Venture capital is that level of investment that typically takes place before a company goes public. It’s a high-stakes game, involving both risk of massive losses — including the entire investment — as well as generating incredible returns.
In recent years, two relatively new investment markets have sprung up. It’s now possible to invest in both student loans and small-business loans. Both investments present opportunities. But they also represent what are probably the two riskiest markets to invest in. Why are they so risky — and are these investments worth the gamble?
Investors looking to take advantage of the great returns offered by peer-to-peer (P2P) lending have two choices: Lending Club or Prosper. Both offer excellent potential returns for investors, but they do operate slightly differently.

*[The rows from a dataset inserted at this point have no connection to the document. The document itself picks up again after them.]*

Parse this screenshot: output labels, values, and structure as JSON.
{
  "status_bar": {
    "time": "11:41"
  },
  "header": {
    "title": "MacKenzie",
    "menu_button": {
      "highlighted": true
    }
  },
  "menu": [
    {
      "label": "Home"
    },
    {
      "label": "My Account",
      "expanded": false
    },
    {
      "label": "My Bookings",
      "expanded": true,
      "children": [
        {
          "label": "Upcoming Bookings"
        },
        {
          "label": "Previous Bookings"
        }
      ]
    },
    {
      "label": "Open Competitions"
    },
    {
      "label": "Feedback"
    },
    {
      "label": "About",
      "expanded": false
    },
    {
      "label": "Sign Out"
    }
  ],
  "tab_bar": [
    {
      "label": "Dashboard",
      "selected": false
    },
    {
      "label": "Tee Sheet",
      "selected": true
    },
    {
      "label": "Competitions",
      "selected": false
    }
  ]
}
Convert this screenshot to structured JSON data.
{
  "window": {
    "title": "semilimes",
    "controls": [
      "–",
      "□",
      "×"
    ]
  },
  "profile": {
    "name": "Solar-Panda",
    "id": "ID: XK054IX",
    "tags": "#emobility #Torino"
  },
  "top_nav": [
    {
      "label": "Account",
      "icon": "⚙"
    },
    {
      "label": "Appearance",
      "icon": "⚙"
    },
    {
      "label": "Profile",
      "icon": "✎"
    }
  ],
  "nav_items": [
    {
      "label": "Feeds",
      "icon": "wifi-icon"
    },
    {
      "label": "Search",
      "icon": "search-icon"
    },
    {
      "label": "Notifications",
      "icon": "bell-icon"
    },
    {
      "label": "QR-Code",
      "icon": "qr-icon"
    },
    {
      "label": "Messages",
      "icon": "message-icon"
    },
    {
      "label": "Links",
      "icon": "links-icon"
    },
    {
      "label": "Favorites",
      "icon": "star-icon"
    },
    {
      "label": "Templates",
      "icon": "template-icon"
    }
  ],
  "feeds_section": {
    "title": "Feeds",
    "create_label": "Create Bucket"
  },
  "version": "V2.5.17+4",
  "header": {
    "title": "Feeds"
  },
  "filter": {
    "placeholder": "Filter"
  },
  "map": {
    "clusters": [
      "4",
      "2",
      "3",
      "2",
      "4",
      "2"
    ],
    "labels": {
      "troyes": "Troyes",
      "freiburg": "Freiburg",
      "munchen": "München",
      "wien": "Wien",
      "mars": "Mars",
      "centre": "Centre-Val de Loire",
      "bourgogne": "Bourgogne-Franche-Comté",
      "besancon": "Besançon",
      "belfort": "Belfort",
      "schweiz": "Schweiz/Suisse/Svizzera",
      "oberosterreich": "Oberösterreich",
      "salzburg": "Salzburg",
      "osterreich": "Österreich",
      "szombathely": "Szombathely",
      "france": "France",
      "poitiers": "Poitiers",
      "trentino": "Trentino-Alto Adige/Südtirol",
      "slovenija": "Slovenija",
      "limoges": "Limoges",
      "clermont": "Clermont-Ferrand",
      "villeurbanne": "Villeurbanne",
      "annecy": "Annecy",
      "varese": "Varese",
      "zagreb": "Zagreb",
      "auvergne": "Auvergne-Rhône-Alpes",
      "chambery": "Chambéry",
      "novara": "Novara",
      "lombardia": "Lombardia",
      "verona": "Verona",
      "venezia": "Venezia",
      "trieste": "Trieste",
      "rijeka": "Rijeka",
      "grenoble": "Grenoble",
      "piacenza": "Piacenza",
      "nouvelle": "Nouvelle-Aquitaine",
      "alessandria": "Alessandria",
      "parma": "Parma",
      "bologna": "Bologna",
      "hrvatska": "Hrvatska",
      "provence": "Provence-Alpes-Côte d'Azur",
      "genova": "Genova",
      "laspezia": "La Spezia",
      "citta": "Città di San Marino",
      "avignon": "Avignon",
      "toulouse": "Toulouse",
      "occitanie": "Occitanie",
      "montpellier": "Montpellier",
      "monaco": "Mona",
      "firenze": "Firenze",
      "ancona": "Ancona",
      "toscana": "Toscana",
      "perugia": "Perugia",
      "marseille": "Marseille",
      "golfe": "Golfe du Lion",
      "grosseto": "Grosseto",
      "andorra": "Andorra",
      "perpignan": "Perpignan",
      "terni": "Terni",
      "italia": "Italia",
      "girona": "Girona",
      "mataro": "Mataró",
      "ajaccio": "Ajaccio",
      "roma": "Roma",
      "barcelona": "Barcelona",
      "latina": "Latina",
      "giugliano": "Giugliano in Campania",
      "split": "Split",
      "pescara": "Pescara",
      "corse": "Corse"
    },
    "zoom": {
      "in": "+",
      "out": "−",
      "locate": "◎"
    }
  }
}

Seven years into the current economic expansion, speculation is growing that a recession is close at hand. This suspicion is supported by signs of weakening in both retail and restaurants, two leading indicators of consumer demand. Given that peer-to-peer (P2P) investing is only a few years old, now is an outstanding time to contemplate how the sector might perform in a recession.
Despite the name, Openfolio is not a standard web-based investment platform or robo advisor. It’s something closer to Wall Street meets Twitter, and produces a compelling social media sharing site for the investment crowd. Will it help you to become a better investor? When you see some of the people participating on the site you just might become a believer.
There’s been a lot of coverage about crowdfunding and though it isn’t new, it got a nice shot in the arm in 2012 when Congress passed the JOBS Act. JOBS is actually an acronym for Jumpstart Our Business Startups. Among other things, it advanced the cause for crowdfunding for investment purposes, and that’s why it’s been generating so much excitement. Here’s how to think outside the traditional investing box with crowdfunding.